The daily New York Times crossword puzzle fills a grid measuring 15×15. The smallest number of clues ever published in a Times puzzle is 52 (on Jan. 21, 2005), and the largest is 86 (on Dec. 23, 2008).
This set Bloomsburg University mathematician Kevin Ferland wondering: What are the theoretical limits?
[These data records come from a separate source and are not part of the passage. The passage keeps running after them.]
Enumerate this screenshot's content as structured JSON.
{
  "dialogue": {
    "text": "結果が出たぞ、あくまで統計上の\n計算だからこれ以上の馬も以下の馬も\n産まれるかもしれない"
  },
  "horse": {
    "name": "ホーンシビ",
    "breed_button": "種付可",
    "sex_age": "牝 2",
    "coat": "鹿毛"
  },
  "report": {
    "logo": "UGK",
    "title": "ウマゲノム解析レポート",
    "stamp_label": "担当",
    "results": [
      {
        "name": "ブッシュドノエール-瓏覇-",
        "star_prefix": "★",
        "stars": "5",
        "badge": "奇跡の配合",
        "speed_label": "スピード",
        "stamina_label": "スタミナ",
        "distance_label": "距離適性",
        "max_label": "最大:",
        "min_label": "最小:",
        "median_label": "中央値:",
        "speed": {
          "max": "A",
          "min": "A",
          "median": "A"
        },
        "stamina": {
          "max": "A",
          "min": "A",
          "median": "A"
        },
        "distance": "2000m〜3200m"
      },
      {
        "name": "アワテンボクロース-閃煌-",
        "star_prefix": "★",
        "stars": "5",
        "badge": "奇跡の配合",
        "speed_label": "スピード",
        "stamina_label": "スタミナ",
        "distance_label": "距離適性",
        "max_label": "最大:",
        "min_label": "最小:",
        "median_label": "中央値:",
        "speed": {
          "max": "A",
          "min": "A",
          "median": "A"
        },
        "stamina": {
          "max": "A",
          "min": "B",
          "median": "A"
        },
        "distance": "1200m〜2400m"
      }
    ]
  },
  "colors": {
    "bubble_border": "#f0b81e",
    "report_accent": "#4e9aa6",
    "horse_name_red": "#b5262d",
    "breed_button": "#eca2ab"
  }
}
What are the shortest and longest clue lists that can inform a standard 15×15 crossword grid, using the standard structure rules (connectivity, symmetry, and 3-letter words minimum)?
The shortest is straightforward: A blank grid with no black squares will be filled with 30 15-letter words, 15 across and 15 down.
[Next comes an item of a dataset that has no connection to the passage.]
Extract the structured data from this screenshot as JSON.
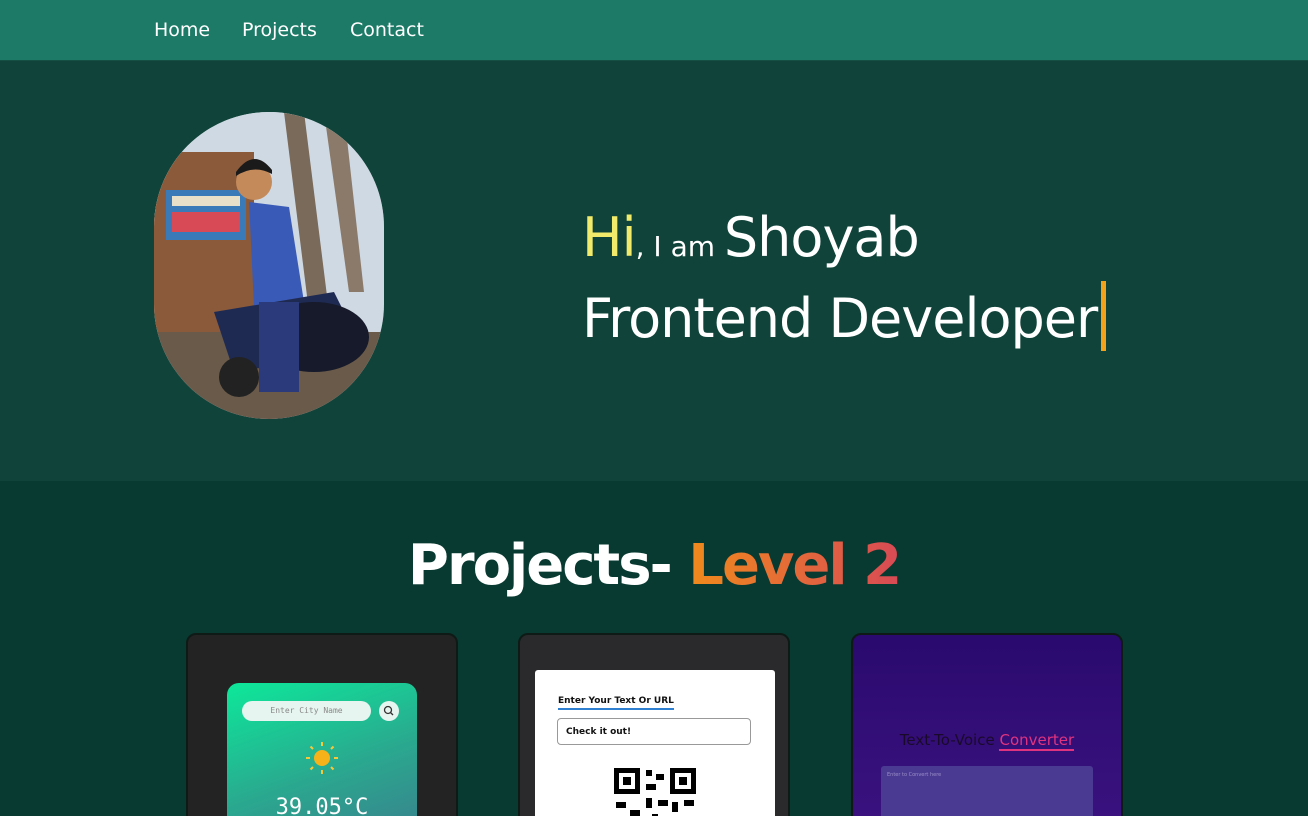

The longest is harder to determine, but after working out a nine-page proof Ferland found that the answer is 96: The largest number of clues that a Times-style crossword will admit is 96, using a grid such as the one above.
In honor of this result, he composed a puzzle using this grid — it appears in the June-July 2014 issue of the American Mathematical Monthly.
(Kevin K. Ferland, “Record Crossword Puzzles,” American Mathematical Monthly 121:6 [June-July 2014], 534-536.)